“In a boisterous, complicated, loving and very large Catholic family, Sheila Kindellan-Sheehan found her voice. Now, in the journey back to the world of her past, she brings us compelling stories, full of hard-won wisdom and grace, and the best description of the snowsuit imprisonment I've ever read.”
Karen Levine - CBC Producer
The memories are firmly rooted in a Canadian/Irish Catholic upbringing, yet Kindellan-Sheehan manages to capture, with clarity and insight, moments and experiences we can all relate to: seemingly innocuous yet unforgettable and life-altering.
Cindy Durack, Journal of Irish Studies
Sheila’s Take is a book of memory with cognizance. This unique collection of short stories, the focus of a sharp eye and ...
READ MORE... an easy smile, is told with the voice of a poet and the touch of a common, everyday sensibility. Ms. Kindellan-Sheehan brings to life the memories of an Irish childhood and young adulthood, concluding with the bittersweet circumstances of mid life.
My mother never ate lunch with us, but drawing in her knees and cupping her chin, she’d listen to our adventures. When we finished eating, she’d tell Kay to sit at one end of the blanket, me at the other, placing the little ones between us. ‘Watch over each other; I won’t be long.’ Off came the pink and white-striped halter and the sun skirt, and with them the trappings of motherhood. In their stead stood a tall, handsome, big-boned woman in a black bathing suit. Without looking back at us, without pausing to test the frigid water, she’d wade in past her waist, sprinkle both shoulders with icy water and in seconds dive, disappearing into the St. Lawrence. We held onto one another on the blanket, afraid we had lost her, afraid she had left us, afraid the river had claimed her. In those long seconds I felt lonely, and small. Then, with the grace of a dolphin she’d rise from the river with water tumbling from her dark curls and begin her swim. The smooth cutting stroke and confident rhythm of her long arms propelled this amazon into a thing of beauty that years before had captured my father’s heart and now took ours. In these rarefied moments she was someone quite apart from us, and we burst with tenderness that this remarkable wet creature belonged to us. Then, perhaps for the joyous freedom she found in the river, my mother would laugh aloud, becoming once more the ‘laughing Margaret’ of her university days.

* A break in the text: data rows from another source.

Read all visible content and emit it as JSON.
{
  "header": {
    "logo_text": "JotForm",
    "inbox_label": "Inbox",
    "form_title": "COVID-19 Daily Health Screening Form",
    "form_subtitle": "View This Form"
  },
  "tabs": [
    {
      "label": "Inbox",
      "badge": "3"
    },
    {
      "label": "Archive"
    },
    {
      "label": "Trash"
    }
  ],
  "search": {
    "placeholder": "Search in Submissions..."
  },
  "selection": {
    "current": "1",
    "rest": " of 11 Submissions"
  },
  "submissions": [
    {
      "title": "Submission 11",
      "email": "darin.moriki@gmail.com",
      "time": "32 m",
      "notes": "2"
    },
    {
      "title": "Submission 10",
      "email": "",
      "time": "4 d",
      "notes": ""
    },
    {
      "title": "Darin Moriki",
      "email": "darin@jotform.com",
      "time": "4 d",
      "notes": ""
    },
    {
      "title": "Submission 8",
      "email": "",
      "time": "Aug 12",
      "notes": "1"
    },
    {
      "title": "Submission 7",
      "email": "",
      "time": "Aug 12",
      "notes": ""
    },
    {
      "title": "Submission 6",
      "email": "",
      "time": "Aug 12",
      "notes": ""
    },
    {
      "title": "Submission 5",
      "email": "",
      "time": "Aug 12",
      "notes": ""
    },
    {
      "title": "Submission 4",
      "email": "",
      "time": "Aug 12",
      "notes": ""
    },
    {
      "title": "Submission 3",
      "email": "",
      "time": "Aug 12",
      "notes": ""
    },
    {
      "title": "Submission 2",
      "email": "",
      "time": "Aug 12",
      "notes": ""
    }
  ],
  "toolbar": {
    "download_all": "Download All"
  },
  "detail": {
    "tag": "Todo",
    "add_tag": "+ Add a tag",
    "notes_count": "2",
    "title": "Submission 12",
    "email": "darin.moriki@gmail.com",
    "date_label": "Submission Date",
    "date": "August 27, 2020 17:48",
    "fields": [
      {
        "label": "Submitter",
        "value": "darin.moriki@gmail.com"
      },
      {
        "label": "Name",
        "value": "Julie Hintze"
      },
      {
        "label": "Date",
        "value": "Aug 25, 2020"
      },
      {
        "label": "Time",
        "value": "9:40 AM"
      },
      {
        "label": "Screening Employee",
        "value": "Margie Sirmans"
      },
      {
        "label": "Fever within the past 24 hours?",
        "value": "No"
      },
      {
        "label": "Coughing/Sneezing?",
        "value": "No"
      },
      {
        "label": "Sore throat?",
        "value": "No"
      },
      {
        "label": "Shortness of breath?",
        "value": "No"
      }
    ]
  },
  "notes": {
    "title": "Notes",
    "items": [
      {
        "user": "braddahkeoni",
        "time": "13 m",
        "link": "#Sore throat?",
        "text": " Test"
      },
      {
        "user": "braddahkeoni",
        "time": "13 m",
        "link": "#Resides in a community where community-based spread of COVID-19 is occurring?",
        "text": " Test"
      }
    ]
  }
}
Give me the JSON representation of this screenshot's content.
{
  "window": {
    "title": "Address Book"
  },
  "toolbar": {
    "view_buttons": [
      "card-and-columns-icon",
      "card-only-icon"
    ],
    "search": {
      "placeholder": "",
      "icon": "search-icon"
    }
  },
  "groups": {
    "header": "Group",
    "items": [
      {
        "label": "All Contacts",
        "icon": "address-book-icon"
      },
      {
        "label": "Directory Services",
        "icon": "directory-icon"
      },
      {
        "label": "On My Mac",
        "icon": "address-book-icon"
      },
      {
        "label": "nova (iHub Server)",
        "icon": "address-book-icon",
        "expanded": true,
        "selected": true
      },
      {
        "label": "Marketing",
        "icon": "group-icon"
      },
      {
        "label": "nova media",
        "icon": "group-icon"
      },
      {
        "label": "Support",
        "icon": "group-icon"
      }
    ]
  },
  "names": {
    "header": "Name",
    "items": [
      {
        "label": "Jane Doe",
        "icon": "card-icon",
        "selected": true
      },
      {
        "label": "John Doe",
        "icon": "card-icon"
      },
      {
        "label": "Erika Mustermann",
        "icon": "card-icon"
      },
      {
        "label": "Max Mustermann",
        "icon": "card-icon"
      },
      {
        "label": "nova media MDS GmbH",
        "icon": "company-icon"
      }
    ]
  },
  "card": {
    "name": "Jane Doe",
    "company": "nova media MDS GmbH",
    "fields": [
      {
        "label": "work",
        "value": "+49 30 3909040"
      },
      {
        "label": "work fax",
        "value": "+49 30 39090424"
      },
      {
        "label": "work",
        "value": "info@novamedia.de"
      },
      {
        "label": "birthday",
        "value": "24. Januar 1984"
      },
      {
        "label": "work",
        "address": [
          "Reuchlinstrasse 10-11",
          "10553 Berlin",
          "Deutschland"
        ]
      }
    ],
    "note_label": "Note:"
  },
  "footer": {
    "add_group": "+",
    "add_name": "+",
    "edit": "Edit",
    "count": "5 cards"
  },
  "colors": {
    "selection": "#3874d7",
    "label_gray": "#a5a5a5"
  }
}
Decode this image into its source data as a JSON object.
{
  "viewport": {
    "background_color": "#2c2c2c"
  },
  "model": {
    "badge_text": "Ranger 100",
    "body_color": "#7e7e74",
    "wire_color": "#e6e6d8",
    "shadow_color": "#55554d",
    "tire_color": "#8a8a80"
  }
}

From afar, leaning forward on the blanket, we’d sit in awe.